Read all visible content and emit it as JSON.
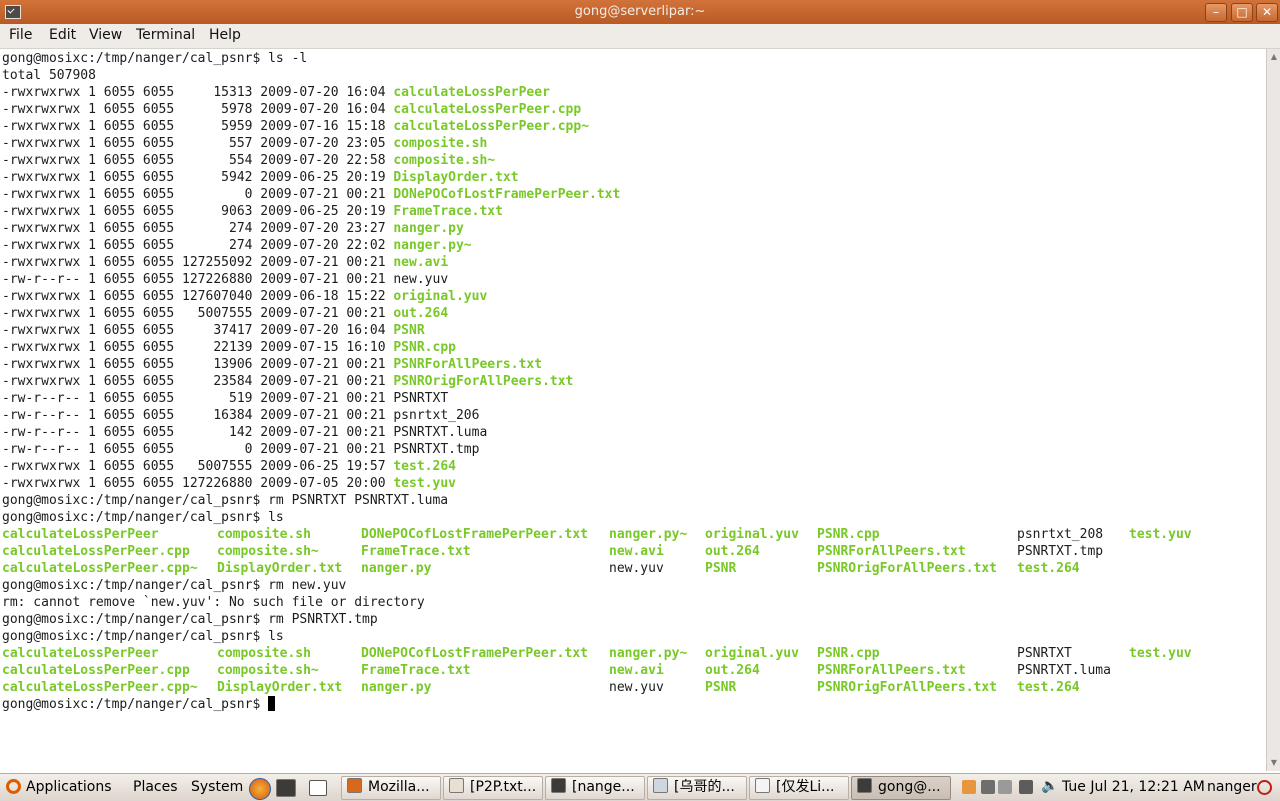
{
  "window": {
    "title": "gong@serverlipar:~",
    "controls": [
      "minimize",
      "maximize",
      "close"
    ]
  },
  "menu": [
    "File",
    "Edit",
    "View",
    "Terminal",
    "Help"
  ],
  "terminal": {
    "prompt": "gong@mosixc:/tmp/nanger/cal_psnr$ ",
    "cmd1": "ls -l",
    "total": "total 507908",
    "ls_long": [
      {
        "perm": "-rwxrwxrwx",
        "rest": " 1 6055 6055     15313 2009-07-20 16:04 ",
        "name": "calculateLossPerPeer",
        "colored": true
      },
      {
        "perm": "-rwxrwxrwx",
        "rest": " 1 6055 6055      5978 2009-07-20 16:04 ",
        "name": "calculateLossPerPeer.cpp",
        "colored": true
      },
      {
        "perm": "-rwxrwxrwx",
        "rest": " 1 6055 6055      5959 2009-07-16 15:18 ",
        "name": "calculateLossPerPeer.cpp~",
        "colored": true
      },
      {
        "perm": "-rwxrwxrwx",
        "rest": " 1 6055 6055       557 2009-07-20 23:05 ",
        "name": "composite.sh",
        "colored": true
      },
      {
        "perm": "-rwxrwxrwx",
        "rest": " 1 6055 6055       554 2009-07-20 22:58 ",
        "name": "composite.sh~",
        "colored": true
      },
      {
        "perm": "-rwxrwxrwx",
        "rest": " 1 6055 6055      5942 2009-06-25 20:19 ",
        "name": "DisplayOrder.txt",
        "colored": true
      },
      {
        "perm": "-rwxrwxrwx",
        "rest": " 1 6055 6055         0 2009-07-21 00:21 ",
        "name": "DONePOCofLostFramePerPeer.txt",
        "colored": true
      },
      {
        "perm": "-rwxrwxrwx",
        "rest": " 1 6055 6055      9063 2009-06-25 20:19 ",
        "name": "FrameTrace.txt",
        "colored": true
      },
      {
        "perm": "-rwxrwxrwx",
        "rest": " 1 6055 6055       274 2009-07-20 23:27 ",
        "name": "nanger.py",
        "colored": true
      },
      {
        "perm": "-rwxrwxrwx",
        "rest": " 1 6055 6055       274 2009-07-20 22:02 ",
        "name": "nanger.py~",
        "colored": true
      },
      {
        "perm": "-rwxrwxrwx",
        "rest": " 1 6055 6055 127255092 2009-07-21 00:21 ",
        "name": "new.avi",
        "colored": true
      },
      {
        "perm": "-rw-r--r--",
        "rest": " 1 6055 6055 127226880 2009-07-21 00:21 ",
        "name": "new.yuv",
        "colored": false
      },
      {
        "perm": "-rwxrwxrwx",
        "rest": " 1 6055 6055 127607040 2009-06-18 15:22 ",
        "name": "original.yuv",
        "colored": true
      },
      {
        "perm": "-rwxrwxrwx",
        "rest": " 1 6055 6055   5007555 2009-07-21 00:21 ",
        "name": "out.264",
        "colored": true
      },
      {
        "perm": "-rwxrwxrwx",
        "rest": " 1 6055 6055     37417 2009-07-20 16:04 ",
        "name": "PSNR",
        "colored": true
      },
      {
        "perm": "-rwxrwxrwx",
        "rest": " 1 6055 6055     22139 2009-07-15 16:10 ",
        "name": "PSNR.cpp",
        "colored": true
      },
      {
        "perm": "-rwxrwxrwx",
        "rest": " 1 6055 6055     13906 2009-07-21 00:21 ",
        "name": "PSNRForAllPeers.txt",
        "colored": true
      },
      {
        "perm": "-rwxrwxrwx",
        "rest": " 1 6055 6055     23584 2009-07-21 00:21 ",
        "name": "PSNROrigForAllPeers.txt",
        "colored": true
      },
      {
        "perm": "-rw-r--r--",
        "rest": " 1 6055 6055       519 2009-07-21 00:21 ",
        "name": "PSNRTXT",
        "colored": false
      },
      {
        "perm": "-rw-r--r--",
        "rest": " 1 6055 6055     16384 2009-07-21 00:21 ",
        "name": "psnrtxt_206",
        "colored": false
      },
      {
        "perm": "-rw-r--r--",
        "rest": " 1 6055 6055       142 2009-07-21 00:21 ",
        "name": "PSNRTXT.luma",
        "colored": false
      },
      {
        "perm": "-rw-r--r--",
        "rest": " 1 6055 6055         0 2009-07-21 00:21 ",
        "name": "PSNRTXT.tmp",
        "colored": false
      },
      {
        "perm": "-rwxrwxrwx",
        "rest": " 1 6055 6055   5007555 2009-06-25 19:57 ",
        "name": "test.264",
        "colored": true
      },
      {
        "perm": "-rwxrwxrwx",
        "rest": " 1 6055 6055 127226880 2009-07-05 20:00 ",
        "name": "test.yuv",
        "colored": true
      }
    ],
    "cmd2": "rm PSNRTXT PSNRTXT.luma",
    "cmd3": "ls",
    "ls1": [
      [
        "calculateLossPerPeer",
        "composite.sh",
        "DONePOCofLostFramePerPeer.txt",
        "nanger.py~",
        "original.yuv",
        "PSNR.cpp",
        "psnrtxt_208",
        "test.yuv"
      ],
      [
        "calculateLossPerPeer.cpp",
        "composite.sh~",
        "FrameTrace.txt",
        "new.avi",
        "out.264",
        "PSNRForAllPeers.txt",
        "PSNRTXT.tmp",
        ""
      ],
      [
        "calculateLossPerPeer.cpp~",
        "DisplayOrder.txt",
        "nanger.py",
        "new.yuv",
        "PSNR",
        "PSNROrigForAllPeers.txt",
        "test.264",
        ""
      ]
    ],
    "cmd4": "rm new.yuv",
    "error": "rm: cannot remove `new.yuv': No such file or directory",
    "cmd5": "rm PSNRTXT.tmp",
    "cmd6": "ls",
    "ls2": [
      [
        "calculateLossPerPeer",
        "composite.sh",
        "DONePOCofLostFramePerPeer.txt",
        "nanger.py~",
        "original.yuv",
        "PSNR.cpp",
        "PSNRTXT",
        "test.yuv"
      ],
      [
        "calculateLossPerPeer.cpp",
        "composite.sh~",
        "FrameTrace.txt",
        "new.avi",
        "out.264",
        "PSNRForAllPeers.txt",
        "PSNRTXT.luma",
        ""
      ],
      [
        "calculateLossPerPeer.cpp~",
        "DisplayOrder.txt",
        "nanger.py",
        "new.yuv",
        "PSNR",
        "PSNROrigForAllPeers.txt",
        "test.264",
        ""
      ]
    ],
    "plain_names": [
      "new.yuv",
      "PSNRTXT",
      "psnrtxt_208",
      "PSNRTXT.tmp",
      "PSNRTXT.luma"
    ],
    "colors": {
      "exec": "#78c928",
      "text": "#1c1c1c",
      "background": "#ffffff"
    }
  },
  "panel": {
    "menus": [
      "Applications",
      "Places",
      "System"
    ],
    "tasks": [
      {
        "label": "Mozilla...",
        "icon": "firefox-icon"
      },
      {
        "label": "[P2P.txt...",
        "icon": "text-editor-icon"
      },
      {
        "label": "[nange...",
        "icon": "terminal-icon"
      },
      {
        "label": "[乌哥的...",
        "icon": "document-icon"
      },
      {
        "label": "[仅发Li...",
        "icon": "window-icon"
      },
      {
        "label": "gong@...",
        "icon": "terminal-icon"
      }
    ],
    "clock": "Tue Jul 21, 12:21 AM",
    "user": "nanger"
  }
}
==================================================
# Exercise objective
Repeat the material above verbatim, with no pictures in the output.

# Task result
Read all visible content and emit it as JSON.
{
  "window": {
    "title": "gong@serverlipar:~",
    "controls": [
      "minimize",
      "maximize",
      "close"
    ]
  },
  "menu": [
    "File",
    "Edit",
    "View",
    "Terminal",
    "Help"
  ],
  "terminal": {
    "prompt": "gong@mosixc:/tmp/nanger/cal_psnr$ ",
    "cmd1": "ls -l",
    "total": "total 507908",
    "ls_long": [
      {
        "perm": "-rwxrwxrwx",
        "rest": " 1 6055 6055     15313 2009-07-20 16:04 ",
        "name": "calculateLossPerPeer",
        "colored": true
      },
      {
        "perm": "-rwxrwxrwx",
        "rest": " 1 6055 6055      5978 2009-07-20 16:04 ",
        "name": "calculateLossPerPeer.cpp",
        "colored": true
      },
      {
        "perm": "-rwxrwxrwx",
        "rest": " 1 6055 6055      5959 2009-07-16 15:18 ",
        "name": "calculateLossPerPeer.cpp~",
        "colored": true
      },
      {
        "perm": "-rwxrwxrwx",
        "rest": " 1 6055 6055       557 2009-07-20 23:05 ",
        "name": "composite.sh",
        "colored": true
      },
      {
        "perm": "-rwxrwxrwx",
        "rest": " 1 6055 6055       554 2009-07-20 22:58 ",
        "name": "composite.sh~",
        "colored": true
      },
      {
        "perm": "-rwxrwxrwx",
        "rest": " 1 6055 6055      5942 2009-06-25 20:19 ",
        "name": "DisplayOrder.txt",
        "colored": true
      },
      {
        "perm": "-rwxrwxrwx",
        "rest": " 1 6055 6055         0 2009-07-21 00:21 ",
        "name": "DONePOCofLostFramePerPeer.txt",
        "colored": true
      },
      {
        "perm": "-rwxrwxrwx",
        "rest": " 1 6055 6055      9063 2009-06-25 20:19 ",
        "name": "FrameTrace.txt",
        "colored": true
      },
      {
        "perm": "-rwxrwxrwx",
        "rest": " 1 6055 6055       274 2009-07-20 23:27 ",
        "name": "nanger.py",
        "colored": true
      },
      {
        "perm": "-rwxrwxrwx",
        "rest": " 1 6055 6055       274 2009-07-20 22:02 ",
        "name": "nanger.py~",
        "colored": true
      },
      {
        "perm": "-rwxrwxrwx",
        "rest": " 1 6055 6055 127255092 2009-07-21 00:21 ",
        "name": "new.avi",
        "colored": true
      },
      {
        "perm": "-rw-r--r--",
        "rest": " 1 6055 6055 127226880 2009-07-21 00:21 ",
        "name": "new.yuv",
        "colored": false
      },
      {
        "perm": "-rwxrwxrwx",
        "rest": " 1 6055 6055 127607040 2009-06-18 15:22 ",
        "name": "original.yuv",
        "colored": true
      },
      {
        "perm": "-rwxrwxrwx",
        "rest": " 1 6055 6055   5007555 2009-07-21 00:21 ",
        "name": "out.264",
        "colored": true
      },
      {
        "perm": "-rwxrwxrwx",
        "rest": " 1 6055 6055     37417 2009-07-20 16:04 ",
        "name": "PSNR",
        "colored": true
      },
      {
        "perm": "-rwxrwxrwx",
        "rest": " 1 6055 6055     22139 2009-07-15 16:10 ",
        "name": "PSNR.cpp",
        "colored": true
      },
      {
        "perm": "-rwxrwxrwx",
        "rest": " 1 6055 6055     13906 2009-07-21 00:21 ",
        "name": "PSNRForAllPeers.txt",
        "colored": true
      },
      {
        "perm": "-rwxrwxrwx",
        "rest": " 1 6055 6055     23584 2009-07-21 00:21 ",
        "name": "PSNROrigForAllPeers.txt",
        "colored": true
      },
      {
        "perm": "-rw-r--r--",
        "rest": " 1 6055 6055       519 2009-07-21 00:21 ",
        "name": "PSNRTXT",
        "colored": false
      },
      {
        "perm": "-rw-r--r--",
        "rest": " 1 6055 6055     16384 2009-07-21 00:21 ",
        "name": "psnrtxt_206",
        "colored": false
      },
      {
        "perm": "-rw-r--r--",
        "rest": " 1 6055 6055       142 2009-07-21 00:21 ",
        "name": "PSNRTXT.luma",
        "colored": false
      },
      {
        "perm": "-rw-r--r--",
        "rest": " 1 6055 6055         0 2009-07-21 00:21 ",
        "name": "PSNRTXT.tmp",
        "colored": false
      },
      {
        "perm": "-rwxrwxrwx",
        "rest": " 1 6055 6055   5007555 2009-06-25 19:57 ",
        "name": "test.264",
        "colored": true
      },
      {
        "perm": "-rwxrwxrwx",
        "rest": " 1 6055 6055 127226880 2009-07-05 20:00 ",
        "name": "test.yuv",
        "colored": true
      }
    ],
    "cmd2": "rm PSNRTXT PSNRTXT.luma",
    "cmd3": "ls",
    "ls1": [
      [
        "calculateLossPerPeer",
        "composite.sh",
        "DONePOCofLostFramePerPeer.txt",
        "nanger.py~",
        "original.yuv",
        "PSNR.cpp",
        "psnrtxt_208",
        "test.yuv"
      ],
      [
        "calculateLossPerPeer.cpp",
        "composite.sh~",
        "FrameTrace.txt",
        "new.avi",
        "out.264",
        "PSNRForAllPeers.txt",
        "PSNRTXT.tmp",
        ""
      ],
      [
        "calculateLossPerPeer.cpp~",
        "DisplayOrder.txt",
        "nanger.py",
        "new.yuv",
        "PSNR",
        "PSNROrigForAllPeers.txt",
        "test.264",
        ""
      ]
    ],
    "cmd4": "rm new.yuv",
    "error": "rm: cannot remove `new.yuv': No such file or directory",
    "cmd5": "rm PSNRTXT.tmp",
    "cmd6": "ls",
    "ls2": [
      [
        "calculateLossPerPeer",
        "composite.sh",
        "DONePOCofLostFramePerPeer.txt",
        "nanger.py~",
        "original.yuv",
        "PSNR.cpp",
        "PSNRTXT",
        "test.yuv"
      ],
      [
        "calculateLossPerPeer.cpp",
        "composite.sh~",
        "FrameTrace.txt",
        "new.avi",
        "out.264",
        "PSNRForAllPeers.txt",
        "PSNRTXT.luma",
        ""
      ],
      [
        "calculateLossPerPeer.cpp~",
        "DisplayOrder.txt",
        "nanger.py",
        "new.yuv",
        "PSNR",
        "PSNROrigForAllPeers.txt",
        "test.264",
        ""
      ]
    ],
    "plain_names": [
      "new.yuv",
      "PSNRTXT",
      "psnrtxt_208",
      "PSNRTXT.tmp",
      "PSNRTXT.luma"
    ],
    "colors": {
      "exec": "#78c928",
      "text": "#1c1c1c",
      "background": "#ffffff"
    }
  },
  "panel": {
    "menus": [
      "Applications",
      "Places",
      "System"
    ],
    "tasks": [
      {
        "label": "Mozilla...",
        "icon": "firefox-icon"
      },
      {
        "label": "[P2P.txt...",
        "icon": "text-editor-icon"
      },
      {
        "label": "[nange...",
        "icon": "terminal-icon"
      },
      {
        "label": "[乌哥的...",
        "icon": "document-icon"
      },
      {
        "label": "[仅发Li...",
        "icon": "window-icon"
      },
      {
        "label": "gong@...",
        "icon": "terminal-icon"
      }
    ],
    "clock": "Tue Jul 21, 12:21 AM",
    "user": "nanger"
  }
}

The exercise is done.